What is Quakerism?

Who are the Quakers and what do they believe?

          During the social and political ferment in England in the 1650s, a number of small religious groups began.  Many of them soon died out.  One group went by the name of Seekers of the Truth, and when some of its followers got caught up in the religious fervor of its gatherings and began to shake or quake, the group got the informal title of “Quakers.”  These Friends of the Light or Seekers of the Truth became more widely known as the Society of Friends, or simply Quakers.  The early founders, like George Fox and William Penn, were devout Christians.   The followers gathered in silence to “wait upon the Lord.”  They adopted plain dress and plain speech patterns and avoided “steeple houses” and the rituals of established Protestant sects.

         Today members and attenders of Quaker meetings still gather in silence to wait upon the Light.  This practice means that each person sits in contemplation of God, speaking what is on her or his heart, not a liturgy nor a set scriptural passage.  Early in the development of the Quaker movement, George Fox challenged its followers by asking, “But what canst thou say?  Art thou a child of Light?

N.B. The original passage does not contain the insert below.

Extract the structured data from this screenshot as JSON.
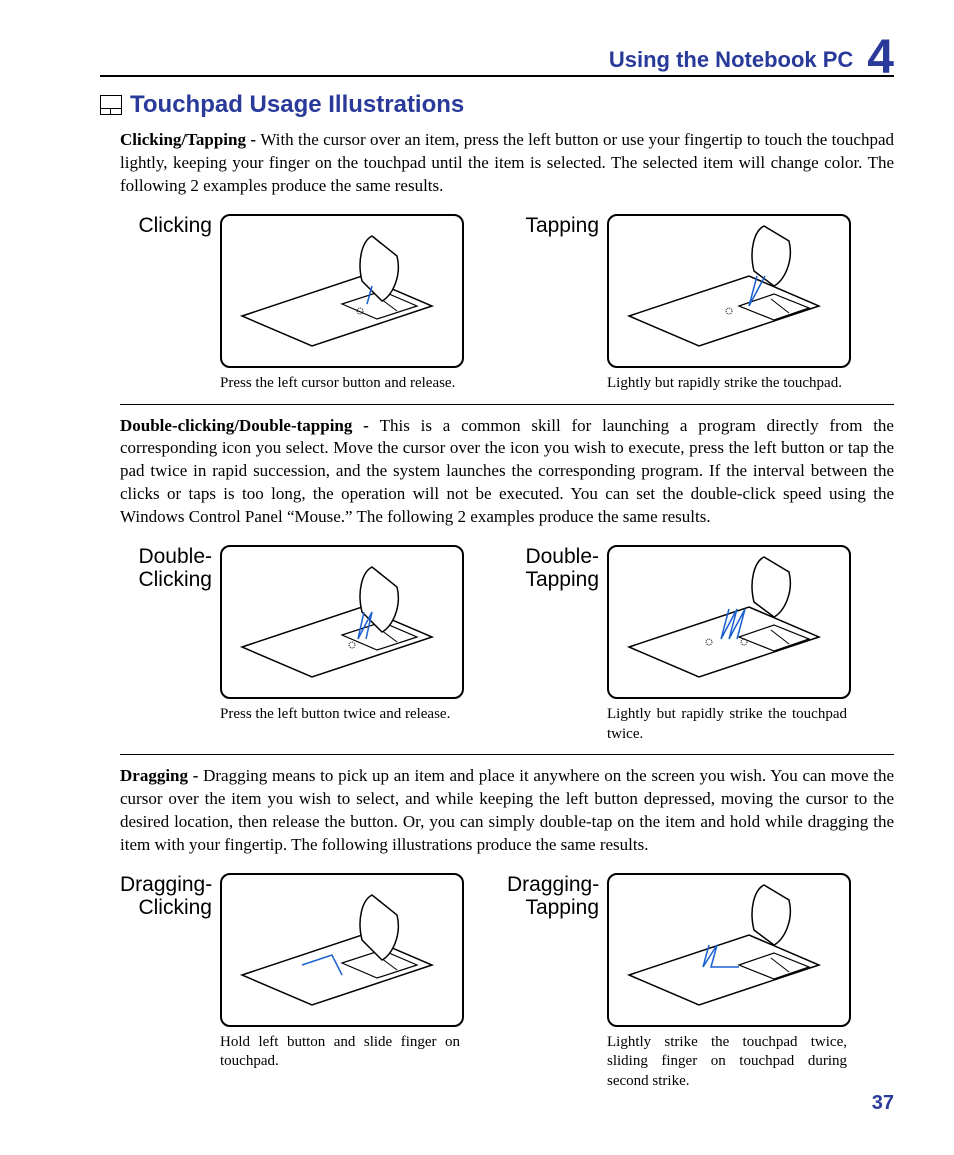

And hast thou walked in the light? And what thou speakest, is it inwardly from God?”  Frequently meetings are conducted entirely in silence.

         Truth rarely comes as an instant illumination; rather it comes bit by bit.  Quakers call this process a continuing revelation.  And what is true for individuals is true of the Society as a whole.  For example, Quakers are credited with being early in calling for the abolition of slavery, but the progression shows that in 1696 Quakers were advised not to import slaves, in 1730 they were told not to buy slaves, in 1762 Monthly Meetings were instructed to deal with Friends who still held slaves, but not till 1778 did the Yearly Meeting say that slaveholders should be disowned from their meetings. 

            Quakers do believe that there is “that of God in each person.” This  emphasis on the within-ness of God in each of us has led to patterns of behavior that call for social witness and action in the wider world.